evidence suggests that periodontitis patients have a higher chance of developing pre-diabetes and type-2 diabetes and that people with periodontitis and diabetes have more difficulty in keeping their blood-sugar levels under control. Furthermore, patients with both diseases are more likely to develop diabetic complications than people with diabetes without periodontitis.
Current evidence indicates that in people with diabetes, periodontal therapy accompanied by effective self-performed oral hygiene at home is both safe and effective – even in people with poorly controlled diabetes. Similarly, there is consistent evidence that periodontal therapy reduces blood-sugar levels in people with diabetes and periodontitis. (Emphasis added.)
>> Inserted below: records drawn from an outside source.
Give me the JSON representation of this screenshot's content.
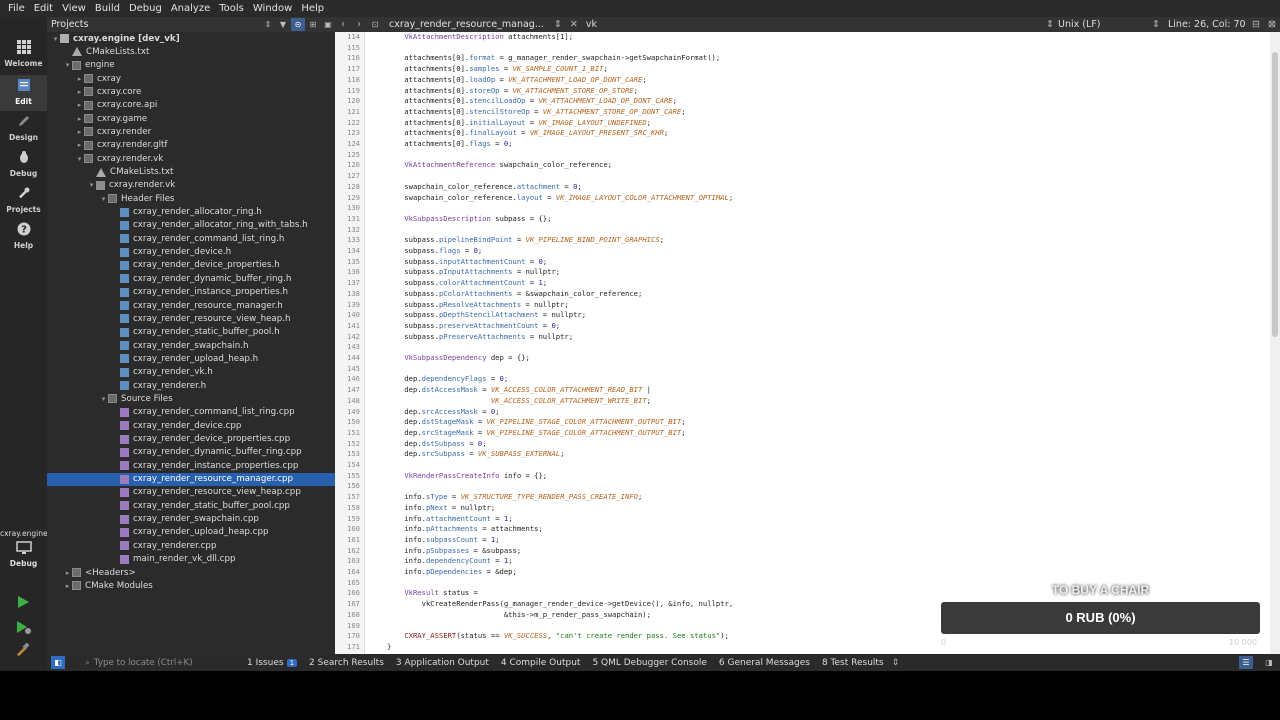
{
  "menu": [
    "File",
    "Edit",
    "View",
    "Build",
    "Debug",
    "Analyze",
    "Tools",
    "Window",
    "Help"
  ],
  "modes": [
    {
      "label": "Welcome",
      "icon": "grid-icon"
    },
    {
      "label": "Edit",
      "icon": "document-icon"
    },
    {
      "label": "Design",
      "icon": "pencil-icon"
    },
    {
      "label": "Debug",
      "icon": "bug-icon"
    },
    {
      "label": "Projects",
      "icon": "wrench-icon"
    },
    {
      "label": "Help",
      "icon": "help-icon"
    }
  ],
  "kit": {
    "project": "cxray.engine",
    "label": "Debug"
  },
  "projects": {
    "title": "Projects",
    "tree": [
      {
        "text": "cxray.engine [dev_vk]",
        "indent": 0,
        "arrow": "▾",
        "icon": "proj",
        "bold": true
      },
      {
        "text": "CMakeLists.txt",
        "indent": 1,
        "arrow": "",
        "icon": "cmake"
      },
      {
        "text": "engine",
        "indent": 1,
        "arrow": "▾",
        "icon": "folder"
      },
      {
        "text": "cxray",
        "indent": 2,
        "arrow": "▸",
        "icon": "folder"
      },
      {
        "text": "cxray.core",
        "indent": 2,
        "arrow": "▸",
        "icon": "folder"
      },
      {
        "text": "cxray.core.api",
        "indent": 2,
        "arrow": "▸",
        "icon": "folder"
      },
      {
        "text": "cxray.game",
        "indent": 2,
        "arrow": "▸",
        "icon": "folder"
      },
      {
        "text": "cxray.render",
        "indent": 2,
        "arrow": "▸",
        "icon": "folder"
      },
      {
        "text": "cxray.render.gltf",
        "indent": 2,
        "arrow": "▸",
        "icon": "folder"
      },
      {
        "text": "cxray.render.vk",
        "indent": 2,
        "arrow": "▾",
        "icon": "folder"
      },
      {
        "text": "CMakeLists.txt",
        "indent": 3,
        "arrow": "",
        "icon": "cmake"
      },
      {
        "text": "cxray.render.vk",
        "indent": 3,
        "arrow": "▾",
        "icon": "file"
      },
      {
        "text": "Header Files",
        "indent": 4,
        "arrow": "▾",
        "icon": "folder"
      },
      {
        "text": "cxray_render_allocator_ring.h",
        "indent": 5,
        "arrow": "",
        "icon": "h"
      },
      {
        "text": "cxray_render_allocator_ring_with_tabs.h",
        "indent": 5,
        "arrow": "",
        "icon": "h"
      },
      {
        "text": "cxray_render_command_list_ring.h",
        "indent": 5,
        "arrow": "",
        "icon": "h"
      },
      {
        "text": "cxray_render_device.h",
        "indent": 5,
        "arrow": "",
        "icon": "h"
      },
      {
        "text": "cxray_render_device_properties.h",
        "indent": 5,
        "arrow": "",
        "icon": "h"
      },
      {
        "text": "cxray_render_dynamic_buffer_ring.h",
        "indent": 5,
        "arrow": "",
        "icon": "h"
      },
      {
        "text": "cxray_render_instance_properties.h",
        "indent": 5,
        "arrow": "",
        "icon": "h"
      },
      {
        "text": "cxray_render_resource_manager.h",
        "indent": 5,
        "arrow": "",
        "icon": "h"
      },
      {
        "text": "cxray_render_resource_view_heap.h",
        "indent": 5,
        "arrow": "",
        "icon": "h"
      },
      {
        "text": "cxray_render_static_buffer_pool.h",
        "indent": 5,
        "arrow": "",
        "icon": "h"
      },
      {
        "text": "cxray_render_swapchain.h",
        "indent": 5,
        "arrow": "",
        "icon": "h"
      },
      {
        "text": "cxray_render_upload_heap.h",
        "indent": 5,
        "arrow": "",
        "icon": "h"
      },
      {
        "text": "cxray_render_vk.h",
        "indent": 5,
        "arrow": "",
        "icon": "h"
      },
      {
        "text": "cxray_renderer.h",
        "indent": 5,
        "arrow": "",
        "icon": "h"
      },
      {
        "text": "Source Files",
        "indent": 4,
        "arrow": "▾",
        "icon": "folder"
      },
      {
        "text": "cxray_render_command_list_ring.cpp",
        "indent": 5,
        "arrow": "",
        "icon": "cpp"
      },
      {
        "text": "cxray_render_device.cpp",
        "indent": 5,
        "arrow": "",
        "icon": "cpp"
      },
      {
        "text": "cxray_render_device_properties.cpp",
        "indent": 5,
        "arrow": "",
        "icon": "cpp"
      },
      {
        "text": "cxray_render_dynamic_buffer_ring.cpp",
        "indent": 5,
        "arrow": "",
        "icon": "cpp"
      },
      {
        "text": "cxray_render_instance_properties.cpp",
        "indent": 5,
        "arrow": "",
        "icon": "cpp"
      },
      {
        "text": "cxray_render_resource_manager.cpp",
        "indent": 5,
        "arrow": "",
        "icon": "cpp",
        "selected": true
      },
      {
        "text": "cxray_render_resource_view_heap.cpp",
        "indent": 5,
        "arrow": "",
        "icon": "cpp"
      },
      {
        "text": "cxray_render_static_buffer_pool.cpp",
        "indent": 5,
        "arrow": "",
        "icon": "cpp"
      },
      {
        "text": "cxray_render_swapchain.cpp",
        "indent": 5,
        "arrow": "",
        "icon": "cpp"
      },
      {
        "text": "cxray_render_upload_heap.cpp",
        "indent": 5,
        "arrow": "",
        "icon": "cpp"
      },
      {
        "text": "cxray_renderer.cpp",
        "indent": 5,
        "arrow": "",
        "icon": "cpp"
      },
      {
        "text": "main_render_vk_dll.cpp",
        "indent": 5,
        "arrow": "",
        "icon": "cpp"
      },
      {
        "text": "<Headers>",
        "indent": 1,
        "arrow": "▸",
        "icon": "folder"
      },
      {
        "text": "CMake Modules",
        "indent": 1,
        "arrow": "▸",
        "icon": "folder"
      }
    ]
  },
  "editor": {
    "file_tab": "cxray_render_resource_manag...",
    "symbol": "vk",
    "line_ending": "Unix (LF)",
    "cursor": "Line: 26, Col: 70",
    "first_line": 114,
    "lines": [
      "    VkAttachmentDescription attachments[1];",
      "",
      "    attachments[0].format = g_manager_render_swapchain->getSwapchainFormat();",
      "    attachments[0].samples = VK_SAMPLE_COUNT_1_BIT;",
      "    attachments[0].loadOp = VK_ATTACHMENT_LOAD_OP_DONT_CARE;",
      "    attachments[0].storeOp = VK_ATTACHMENT_STORE_OP_STORE;",
      "    attachments[0].stencilLoadOp = VK_ATTACHMENT_LOAD_OP_DONT_CARE;",
      "    attachments[0].stencilStoreOp = VK_ATTACHMENT_STORE_OP_DONT_CARE;",
      "    attachments[0].initialLayout = VK_IMAGE_LAYOUT_UNDEFINED;",
      "    attachments[0].finalLayout = VK_IMAGE_LAYOUT_PRESENT_SRC_KHR;",
      "    attachments[0].flags = 0;",
      "",
      "    VkAttachmentReference swapchain_color_reference;",
      "",
      "    swapchain_color_reference.attachment = 0;",
      "    swapchain_color_reference.layout = VK_IMAGE_LAYOUT_COLOR_ATTACHMENT_OPTIMAL;",
      "",
      "    VkSubpassDescription subpass = {};",
      "",
      "    subpass.pipelineBindPoint = VK_PIPELINE_BIND_POINT_GRAPHICS;",
      "    subpass.flags = 0;",
      "    subpass.inputAttachmentCount = 0;",
      "    subpass.pInputAttachments = nullptr;",
      "    subpass.colorAttachmentCount = 1;",
      "    subpass.pColorAttachments = &swapchain_color_reference;",
      "    subpass.pResolveAttachments = nullptr;",
      "    subpass.pDepthStencilAttachment = nullptr;",
      "    subpass.preserveAttachmentCount = 0;",
      "    subpass.pPreserveAttachments = nullptr;",
      "",
      "    VkSubpassDependency dep = {};",
      "",
      "    dep.dependencyFlags = 0;",
      "    dep.dstAccessMask = VK_ACCESS_COLOR_ATTACHMENT_READ_BIT |",
      "                        VK_ACCESS_COLOR_ATTACHMENT_WRITE_BIT;",
      "    dep.srcAccessMask = 0;",
      "    dep.dstStageMask = VK_PIPELINE_STAGE_COLOR_ATTACHMENT_OUTPUT_BIT;",
      "    dep.srcStageMask = VK_PIPELINE_STAGE_COLOR_ATTACHMENT_OUTPUT_BIT;",
      "    dep.dstSubpass = 0;",
      "    dep.srcSubpass = VK_SUBPASS_EXTERNAL;",
      "",
      "    VkRenderPassCreateInfo info = {};",
      "",
      "    info.sType = VK_STRUCTURE_TYPE_RENDER_PASS_CREATE_INFO;",
      "    info.pNext = nullptr;",
      "    info.attachmentCount = 1;",
      "    info.pAttachments = attachments;",
      "    info.subpassCount = 1;",
      "    info.pSubpasses = &subpass;",
      "    info.dependencyCount = 1;",
      "    info.pDependencies = &dep;",
      "",
      "    VkResult status =",
      "        vkCreateRenderPass(g_manager_render_device->getDevice(), &info, nullptr,",
      "                           &this->m_p_render_pass_swapchain);",
      "",
      "    CXRAY_ASSERT(status == VK_SUCCESS, \"can't create render pass. See status\");",
      "}"
    ]
  },
  "statusbar": {
    "locate_placeholder": "Type to locate (Ctrl+K)",
    "tabs": [
      {
        "label": "1  Issues",
        "badge": "1"
      },
      {
        "label": "2  Search Results"
      },
      {
        "label": "3  Application Output"
      },
      {
        "label": "4  Compile Output"
      },
      {
        "label": "5  QML Debugger Console"
      },
      {
        "label": "6  General Messages"
      },
      {
        "label": "8  Test Results"
      }
    ]
  },
  "donation": {
    "title": "TO BUY A CHAIR",
    "amount_text": "0 RUB (0%)",
    "progress": 0,
    "min": "0",
    "max": "10 000",
    "fill_color": "#2d8e3f"
  }
}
A surge of systematic reviews with varying quality had been published before and, in particular, after the large-scale, multicenter, randomized trial by Engebretson et al. 2013 which could not reproduce results of numerous small-scale trials of often low quality. So, how could anyone serious claim consistency? I had reported on the numerous attempts to question Engebretson’s frustrating, at least for some, findings and attempts to explain the stunning non-significance here on this blog. Obesity is one possible reason. The above “consensus” does not mention that evidence exists that reductions in blood sugar levels must not be expected in obese diabetic patients. The vast majority of diabetics actually is. The workshop participants furthermore present guidelines including
providing oral-health education to all patients with diabetes and informing them that they have a greater risk of periodontal disease which, if left untreated, could have a negative impact on metabolic control and may also increase the risk of complications including cardiovascular and kidney disease.
Patients should also be advised […] that successful periodontal therapy can have a positive impact on their metabolic control and complications.
While oral hygiene improvement and proper periodontal treatment has benefits in itself, not only in patients with diabetes, lowering the risk of serious established diabetic complications, cardiovascular and kidney disease, has to be proven, not claimed. In particular not in guidelines. It has yet to be shown whether proper periodontal treatment lowers the numerous risks of chronic diseases such as cardiovascular, kidney, or metabolic diseases. So far, the vast majority of randomized trials were confined to non-surgical periodontal treatment. It is still not clear whether the limited effects of scaling and root planing, when furcation involvement and infrabony lesions prevent proper access, can even be achieved in diabetics with periodontal disease.
So, have our medical colleagues, experts in the diagnosis and treatment of diabetes, been misled by periodontist workshop participants who claim effects when no have actually been achieved?
To answer that question, we have to wait at least until the proceedings of the workshop are published.
26 February 2017 @ 9:51 am.